|dc.contributor.author||Mwaka, Amos Deogratius||
|dc.identifier.citation||Bayo P, et al (2014). High prevalence of hepatitis B virus infection among pregnant women attending antenatal care: a cross-sectional study in two hospitals in northern Uganda, BMJ Open : 1-8||en_US
|dc.description.abstract||Objective: To determine the prevalence of the hepatitis
B viral (HBV) infection and hepatitis B e antigen (HBeAg)
positivity among pregnant women attending antenatal
clinics in two referral hospitals in northern Uganda.
Design: Cross-sectional observational study.
Setting: Two tertiary hospitals in a postconflict region in
a low-income country.
Participants: Randomly selected 402 pregnant women
attending routine antenatal care in two referral hospitals.
Five women withdrew consent for personal reasons. Data
were analysed for 397 participants.
Primary outcome: Hepatitis B surface antigen (HBsAg)
positivity. Results: Of 397 pregnant women aged 13–43 years,
96.2% were married or cohabiting. 47 (11.8%) tested
positive for HBsAg; of these, 7 (14.9%) were HBeAg
positive. The highest HBsAg positivity rate was seen in
women aged 20 years or less (20%) compared with
those aged above 20 years (8.7%), aOR=2.54 (95% CI
1.31 to 4.90). However, there was no statistically
significant difference between women with positive
HBsAg and those with negative tests results with respect
to median values of liver enzymes, haemoglobin level,
absolute neutrophil counts and white cell counts. HIV
positivity, scarification and number of sexual partners
were not predictive of HBV positivity. Conclusions: One in eight pregnant women attending
antenatal care in the two study hospitals has evidence of
hepatitis B infection. A significant number of these
mothers are HBeAg positive and may be at increased risk
of transmitting hepatitis B infection to their unborn
babies.
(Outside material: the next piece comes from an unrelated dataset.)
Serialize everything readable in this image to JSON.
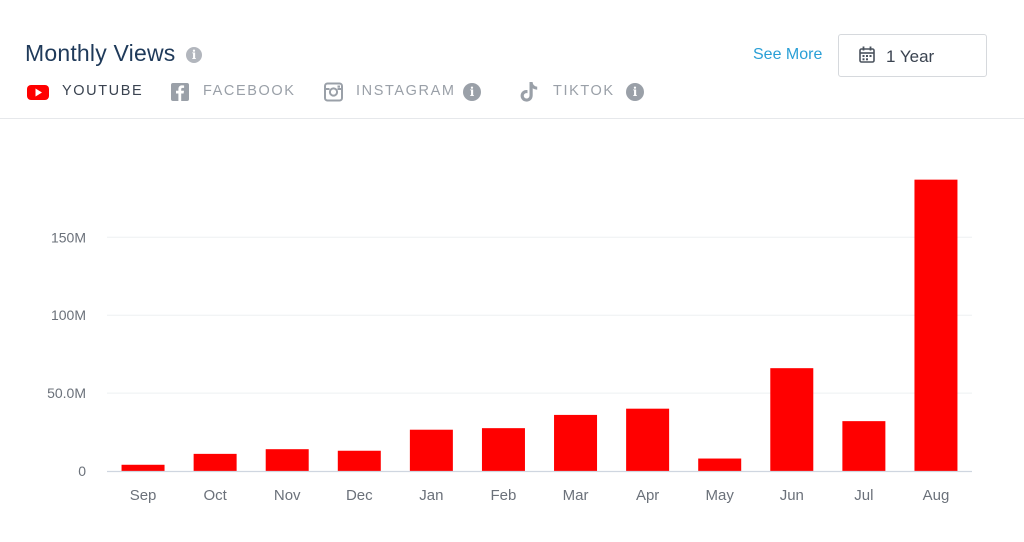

We suggest that all pregnant women attending
antenatal care be tested for HBV infection; exposed
babies need to receive HBV vaccines at birth.||en_US
|dc.description.sponsorship||This work was supported by Training Health Researchers into
Vocational Excellence in East Africa (THRiVE), grant number 087540 funded
by the Wellcome Trust.||en_US
|dc.subject||Hepatitis B virus||en_US
|dc.title||High prevalence of hepatitis B virus infection among pregnant women attending antenatal care: a cross-sectional study in two hospitals in northern Uganda||en_US